There’s a positive aspect to this.  We’re all getting older, and people who deal with aging say that if you want to stay mentally sharp as the joints creak and the brain cells croak you need to play word games or solve puzzles.  Well, this generation has got that covered.  We don’t need silly games, because we’ve got frustrating passwords.

 

Puzzling

The other day I read that the amount of time families spend together has dropped to an all time low. I guess that’s not really a big surprise considering all the things there are to do these days. I was reminded of something we would all do as a family during the good old days and that was building jigsaw puzzles. It was always fun and I wonder if any families still do this ? 

Typically the puzzle was of the 1000 to 2000 piece variety and we would spread it out on the dining room table which was rarely used except for birthdays and special occasions giving us plenty of time for completion. Initially when the box was opened alot of us would start out working on it with someone, usually our sister setting up the border – the easiest part.

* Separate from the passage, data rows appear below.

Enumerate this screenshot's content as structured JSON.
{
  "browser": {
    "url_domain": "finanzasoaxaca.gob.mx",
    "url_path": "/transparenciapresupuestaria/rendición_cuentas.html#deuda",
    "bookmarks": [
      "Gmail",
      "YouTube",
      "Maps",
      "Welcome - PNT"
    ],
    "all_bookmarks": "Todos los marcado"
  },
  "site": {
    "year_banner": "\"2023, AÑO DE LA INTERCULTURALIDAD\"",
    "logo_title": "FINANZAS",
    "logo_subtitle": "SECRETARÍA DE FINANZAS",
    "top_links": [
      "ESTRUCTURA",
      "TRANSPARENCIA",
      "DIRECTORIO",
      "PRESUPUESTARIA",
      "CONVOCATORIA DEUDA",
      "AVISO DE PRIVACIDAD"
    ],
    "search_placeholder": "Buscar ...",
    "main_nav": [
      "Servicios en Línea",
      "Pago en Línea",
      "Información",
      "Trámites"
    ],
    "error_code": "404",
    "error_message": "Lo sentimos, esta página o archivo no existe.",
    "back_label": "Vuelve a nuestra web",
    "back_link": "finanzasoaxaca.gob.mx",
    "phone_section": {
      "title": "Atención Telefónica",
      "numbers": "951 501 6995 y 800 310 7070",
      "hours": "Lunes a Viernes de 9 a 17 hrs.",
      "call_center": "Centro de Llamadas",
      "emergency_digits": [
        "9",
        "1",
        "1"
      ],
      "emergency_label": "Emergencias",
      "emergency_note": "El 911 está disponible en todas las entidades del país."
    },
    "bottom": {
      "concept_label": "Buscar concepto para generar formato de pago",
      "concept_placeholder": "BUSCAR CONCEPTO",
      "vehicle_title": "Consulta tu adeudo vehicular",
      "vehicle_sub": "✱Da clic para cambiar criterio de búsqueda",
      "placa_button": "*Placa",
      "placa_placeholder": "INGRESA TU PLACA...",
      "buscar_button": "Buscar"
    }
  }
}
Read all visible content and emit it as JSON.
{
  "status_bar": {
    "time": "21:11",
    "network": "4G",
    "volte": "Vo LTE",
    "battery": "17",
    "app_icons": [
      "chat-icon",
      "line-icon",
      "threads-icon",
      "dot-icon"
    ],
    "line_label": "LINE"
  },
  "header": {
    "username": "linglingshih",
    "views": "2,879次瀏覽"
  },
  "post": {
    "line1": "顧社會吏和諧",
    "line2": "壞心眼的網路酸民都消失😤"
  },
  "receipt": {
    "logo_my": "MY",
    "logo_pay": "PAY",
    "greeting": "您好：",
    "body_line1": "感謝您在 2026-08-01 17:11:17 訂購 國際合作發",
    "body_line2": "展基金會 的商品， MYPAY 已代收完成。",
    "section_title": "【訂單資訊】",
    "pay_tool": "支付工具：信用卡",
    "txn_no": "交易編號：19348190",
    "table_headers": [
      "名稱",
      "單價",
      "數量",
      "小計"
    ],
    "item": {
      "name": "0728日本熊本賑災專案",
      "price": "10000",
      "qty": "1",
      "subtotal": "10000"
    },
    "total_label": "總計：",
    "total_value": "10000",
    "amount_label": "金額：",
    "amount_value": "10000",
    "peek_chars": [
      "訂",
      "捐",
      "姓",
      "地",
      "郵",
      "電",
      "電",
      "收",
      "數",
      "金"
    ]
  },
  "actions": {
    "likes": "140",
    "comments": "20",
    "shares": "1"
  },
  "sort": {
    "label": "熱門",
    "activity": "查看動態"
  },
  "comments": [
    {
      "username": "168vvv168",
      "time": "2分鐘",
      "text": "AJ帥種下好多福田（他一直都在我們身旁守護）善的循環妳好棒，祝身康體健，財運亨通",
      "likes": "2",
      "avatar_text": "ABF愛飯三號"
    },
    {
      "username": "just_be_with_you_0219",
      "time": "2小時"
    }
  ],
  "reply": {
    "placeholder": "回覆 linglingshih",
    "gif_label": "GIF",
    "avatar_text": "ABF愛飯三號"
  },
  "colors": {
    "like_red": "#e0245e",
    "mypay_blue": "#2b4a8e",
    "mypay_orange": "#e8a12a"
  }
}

The rest of us would spend our time sorting the pieces by color and working on a specific section of the puzzle. The sky was almost always left until the end because this required looking for a specific shaped puzzle piece and the time frame for finding two pieces that fit together was less than desireable.

Even our dad who worked alot would come home at night, pour himself a drink or two and relax working on the puzzle with us. I can even remember our grandmother lending us a hand when she came to stay. We had a variety of puzzles with various landscapes, buildings or repetitive designs and some novelty puzzles like a pizza pie, cigarette butts and chocolates to name a few.

Of course, as the puzzle neared completion puzzle pieces would mysteriously disappear with regularity which was no surprise because the biggest reward of doing the puzzle was being the one who got to put in the last piece !

As Simple As Rubik’s Cube

Researchers using supercomputers have figured out that any scrambled Rubik’s Cube can be completely solved in no more than 20 moves.  (And I’m happy to report that one of the people involved, who is quoted in the linked article, is a mathematician at Kent State University, here in Ohio.)  Why were supercomputers needed, you ask?  Because Rubik’s Cubes can be put into 43 billion billion different starting positions.  The vast majority of these can be solved within 15 to 19 moves.  In 100 million combinations, exactly 20 moves are needed to solve the puzzle.

20 moves!  Just what I needed:  something else to remind me that I was clueless when it came to figuring out a Rubik’s Cube, or one of those bent nails puzzles.

I had a friend once who got so frustrated with the apparently unsolvable Rubik’s Cube that he steamed the colored squares off the plastic underneath and re-glued them so that he could brag to friends that he figured it out.  Of course, he might have done better if he’d been helped by a supercomputer or two.